The winner of 1998 Susan Koppelman Award, sponsored by the Popular Culture Association and the American Culture Association, Kate M. Cleary: A Literary Biography with Selected Works is a biography of the young woman who moved from Chicago to Hubbell, Nebraska, where she bore six children and helped support her family by publishing hundreds of stories, poems, and articles. After her return to Chicago in 1898, Cleary continued to write stories about the American West. Susanne K. George’s absorbing account recovers the life and works of a fascinating western American author. She vividly portrays Cleary’s arduous decade and a half on the frontier and her last, tragic years in Chicago, where she died in 1905, at the age of forty-two. George also describes how Cleary’s career reflects the difficulties faced by women authors at the end of the nineteenth century and the unique perspectives that such women brought to the art of fiction.
The second part of the book is a collection of Cleary’s writings. Some of the eighteen short stories, essays, and sketches are somber, even grim, depictions of homestead and small-town life in Nebraska, with special emphasis placed on the experiences of women. Others are humorous, ironic accounts of life on the western frontier. Also included are samplings of Cleary’s verse.
• The Platte River: An Atlas of the Big Bend Region. Eds. Allan Jenkins and Susanne K. George. Kearney: University of Nebraska at Kearney, 1993.
A multidisciplinary collection of articles by professors at the University of Nebraska-Kearney, The Platte River consists of beautifully illustrated articles on the roles that water has played on the development of central Nebraska. Maps, charts, graphs, and archival images add visual interest to the articles. Each of the four chapters– Geography, Climate, Biology, History, Literature, Art, Economics, Agriculture, Demography, and Water Law People – is introduced with art from the Museum of Nebraska Art and a poem by Donovan Welch. Throughout the atlas are interspersed poems by Nebraska poets. In addition to co-editing the atlas, Dr. Bloomfield contributed articles on “Country School Legacy” and Platte River Writers: Literature of the Big Bend Region and a poem “Empty Pockets.”

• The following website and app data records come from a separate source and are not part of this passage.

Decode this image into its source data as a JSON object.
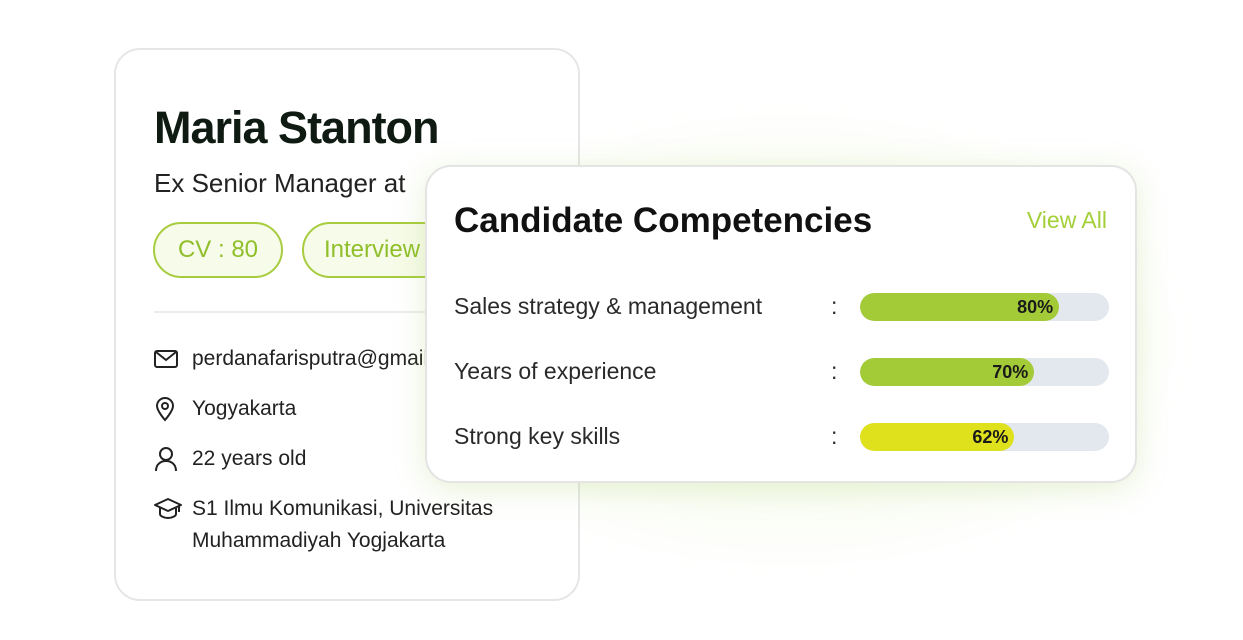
{
  "profile": {
    "name": "Maria Stanton",
    "role": "Ex Senior Manager at",
    "badges": {
      "cv": "CV : 80",
      "interview": "Interview"
    },
    "email": "perdanafarisputra@gmail.com",
    "location": "Yogyakarta",
    "age": "22 years old",
    "education": "S1 Ilmu Komunikasi, Universitas Muhammadiyah Yogjakarta",
    "icons": [
      "mail-icon",
      "location-pin-icon",
      "user-icon",
      "graduation-cap-icon"
    ]
  },
  "competencies": {
    "title": "Candidate Competencies",
    "view_all": "View All",
    "items": [
      {
        "label": "Sales strategy & management",
        "sep": ":",
        "value": 80,
        "display": "80%",
        "color": "#a3cb38"
      },
      {
        "label": "Years of experience",
        "sep": ":",
        "value": 70,
        "display": "70%",
        "color": "#a3cb38"
      },
      {
        "label": "Strong key skills",
        "sep": ":",
        "value": 62,
        "display": "62%",
        "color": "#dfe11d"
      }
    ]
  },
  "colors": {
    "accent_green": "#a3cb38",
    "accent_yellow": "#dfe11d",
    "track": "#e3e8ee"
  }
}
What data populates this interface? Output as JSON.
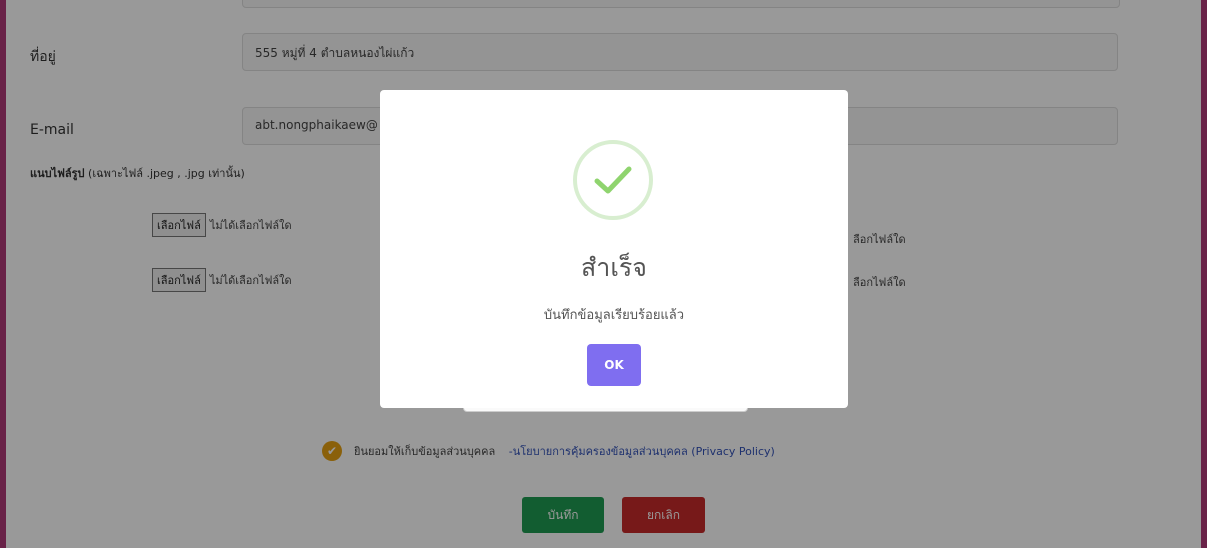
{
  "form": {
    "address_label": "ที่อยู่",
    "address_value": "555 หมู่ที่ 4 ตำบลหนองไผ่แก้ว",
    "email_label": "E-mail",
    "email_value": "abt.nongphaikaew@",
    "upload_title_bold": "แนบไฟล์รูป",
    "upload_title_hint": "(เฉพาะไฟล์ .jpeg , .jpg เท่านั้น)",
    "choose_file_label": "เลือกไฟล์",
    "no_file_text": "ไม่ได้เลือกไฟล์ใด",
    "no_file_text_partial": "ลือกไฟล์ใด"
  },
  "consent": {
    "text": "ยินยอมให้เก็บข้อมูลส่วนบุคคล",
    "link": "-นโยบายการคุ้มครองข้อมูลส่วนบุคคล (Privacy Policy)"
  },
  "buttons": {
    "save": "บันทึก",
    "cancel": "ยกเลิก"
  },
  "modal": {
    "title": "สำเร็จ",
    "message": "บันทึกข้อมูลเรียบร้อยแล้ว",
    "ok": "OK",
    "icon": "success-check-icon"
  },
  "colors": {
    "frame": "#b03a78",
    "save": "#1f9c52",
    "cancel": "#c62a2a",
    "ok": "#7f6ef0",
    "check": "#8fd46e",
    "consent_check": "#e6a012"
  }
}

• The Adventures of the Woman Homesteader: The Life and Letters of Elinore Pruitt Stewart. Susanne K. George. Lincoln: University of Nebraska Press, 1992.
Pruitt Stewart’s Letters of a Woman Homesteader (1914) and Letters on an Elk Hunt (1915), are among the most engaging accounts of life in the American West. Stewart related her adventures on an isolated Wyoming homestead with such vividness, gusto, and sympathy that she has become the woman homesteader. Until now, however, little has been known about her except what she chose to reveal in her published letters.
This book combines Stewart’s previously unpublished or uncollected letters with Susanne K. George’s extensive research. Here is as full and candid a portrait as we are ever likely to have of The Woman Homesteader: the illness, disappointments, and grinding hard work that lay behind her genial public persona; the family, neighbors, and correspondents who peopled her letter-stories and shared her life. In an afterword George considers Stewart’s use of fictional devices and her growth.